§ SUPPLIED MATERIAL:

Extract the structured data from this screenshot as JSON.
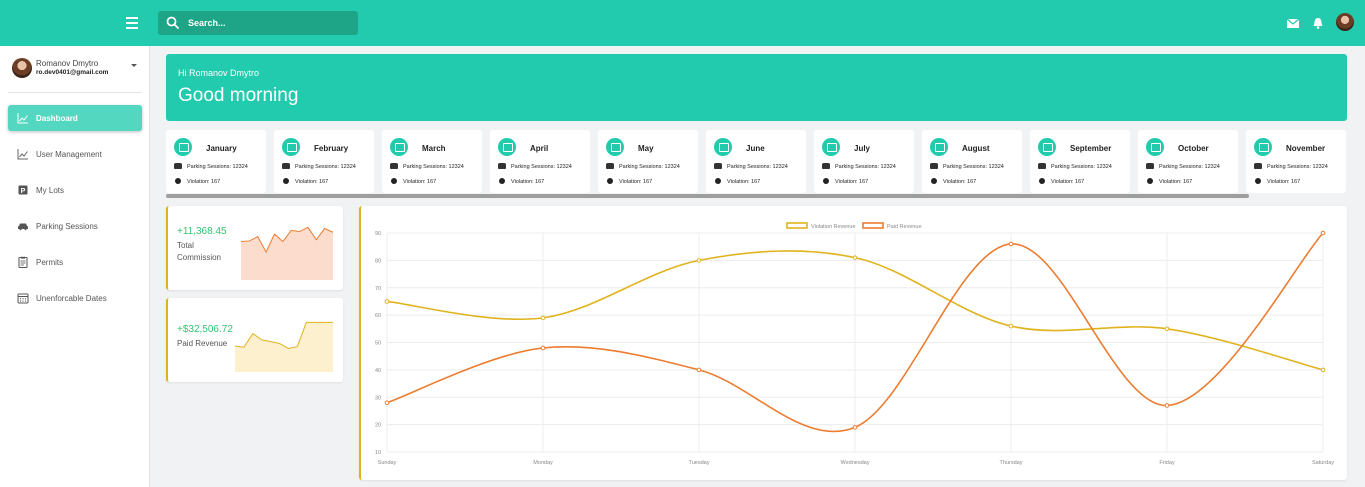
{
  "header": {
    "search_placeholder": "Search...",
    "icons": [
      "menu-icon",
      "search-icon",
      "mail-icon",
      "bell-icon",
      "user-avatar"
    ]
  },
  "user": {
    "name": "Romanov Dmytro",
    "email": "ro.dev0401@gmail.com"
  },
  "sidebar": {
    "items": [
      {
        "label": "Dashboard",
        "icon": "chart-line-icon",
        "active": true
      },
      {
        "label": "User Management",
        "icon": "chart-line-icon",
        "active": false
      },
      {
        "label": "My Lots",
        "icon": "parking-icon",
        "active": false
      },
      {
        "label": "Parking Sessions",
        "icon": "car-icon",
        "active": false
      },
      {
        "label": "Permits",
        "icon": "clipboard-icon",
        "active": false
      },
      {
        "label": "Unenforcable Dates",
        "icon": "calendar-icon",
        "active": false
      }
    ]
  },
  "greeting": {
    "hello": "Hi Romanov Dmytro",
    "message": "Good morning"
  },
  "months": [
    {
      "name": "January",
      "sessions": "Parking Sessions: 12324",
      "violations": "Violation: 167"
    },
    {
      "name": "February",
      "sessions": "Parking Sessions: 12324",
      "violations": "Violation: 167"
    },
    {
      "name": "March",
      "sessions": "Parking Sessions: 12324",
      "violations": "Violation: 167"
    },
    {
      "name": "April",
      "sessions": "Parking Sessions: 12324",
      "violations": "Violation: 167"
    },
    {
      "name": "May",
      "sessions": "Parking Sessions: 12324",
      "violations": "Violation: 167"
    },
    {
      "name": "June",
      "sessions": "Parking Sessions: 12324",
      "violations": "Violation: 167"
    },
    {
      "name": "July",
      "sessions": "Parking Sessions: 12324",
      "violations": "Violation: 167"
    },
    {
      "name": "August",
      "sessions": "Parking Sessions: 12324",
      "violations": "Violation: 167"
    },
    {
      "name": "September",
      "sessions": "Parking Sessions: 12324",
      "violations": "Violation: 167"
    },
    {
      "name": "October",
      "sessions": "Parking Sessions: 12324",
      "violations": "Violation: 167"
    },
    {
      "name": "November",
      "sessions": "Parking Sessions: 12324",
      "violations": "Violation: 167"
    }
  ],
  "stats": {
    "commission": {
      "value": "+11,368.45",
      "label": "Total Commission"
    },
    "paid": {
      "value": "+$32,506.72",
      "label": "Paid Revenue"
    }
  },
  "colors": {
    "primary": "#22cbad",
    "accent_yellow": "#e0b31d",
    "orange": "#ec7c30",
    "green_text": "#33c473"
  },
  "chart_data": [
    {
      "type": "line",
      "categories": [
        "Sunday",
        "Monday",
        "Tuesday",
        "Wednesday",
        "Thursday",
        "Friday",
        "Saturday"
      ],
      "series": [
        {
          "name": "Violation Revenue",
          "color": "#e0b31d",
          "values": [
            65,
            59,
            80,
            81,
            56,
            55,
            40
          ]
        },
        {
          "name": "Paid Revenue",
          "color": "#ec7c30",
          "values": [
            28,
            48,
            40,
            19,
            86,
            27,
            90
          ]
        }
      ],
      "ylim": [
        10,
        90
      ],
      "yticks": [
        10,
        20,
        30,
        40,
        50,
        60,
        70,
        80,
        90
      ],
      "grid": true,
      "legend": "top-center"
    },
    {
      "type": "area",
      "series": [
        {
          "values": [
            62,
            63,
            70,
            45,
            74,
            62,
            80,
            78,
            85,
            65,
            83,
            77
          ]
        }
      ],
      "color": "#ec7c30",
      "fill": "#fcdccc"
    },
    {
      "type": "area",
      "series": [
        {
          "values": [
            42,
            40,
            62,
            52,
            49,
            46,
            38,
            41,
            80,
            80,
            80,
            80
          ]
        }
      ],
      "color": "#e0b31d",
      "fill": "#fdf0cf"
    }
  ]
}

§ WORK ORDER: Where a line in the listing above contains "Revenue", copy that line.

§ SOLUTION TO THE EXERCISE:
      "label": "Paid Revenue"
          "name": "Violation Revenue",
          "name": "Paid Revenue",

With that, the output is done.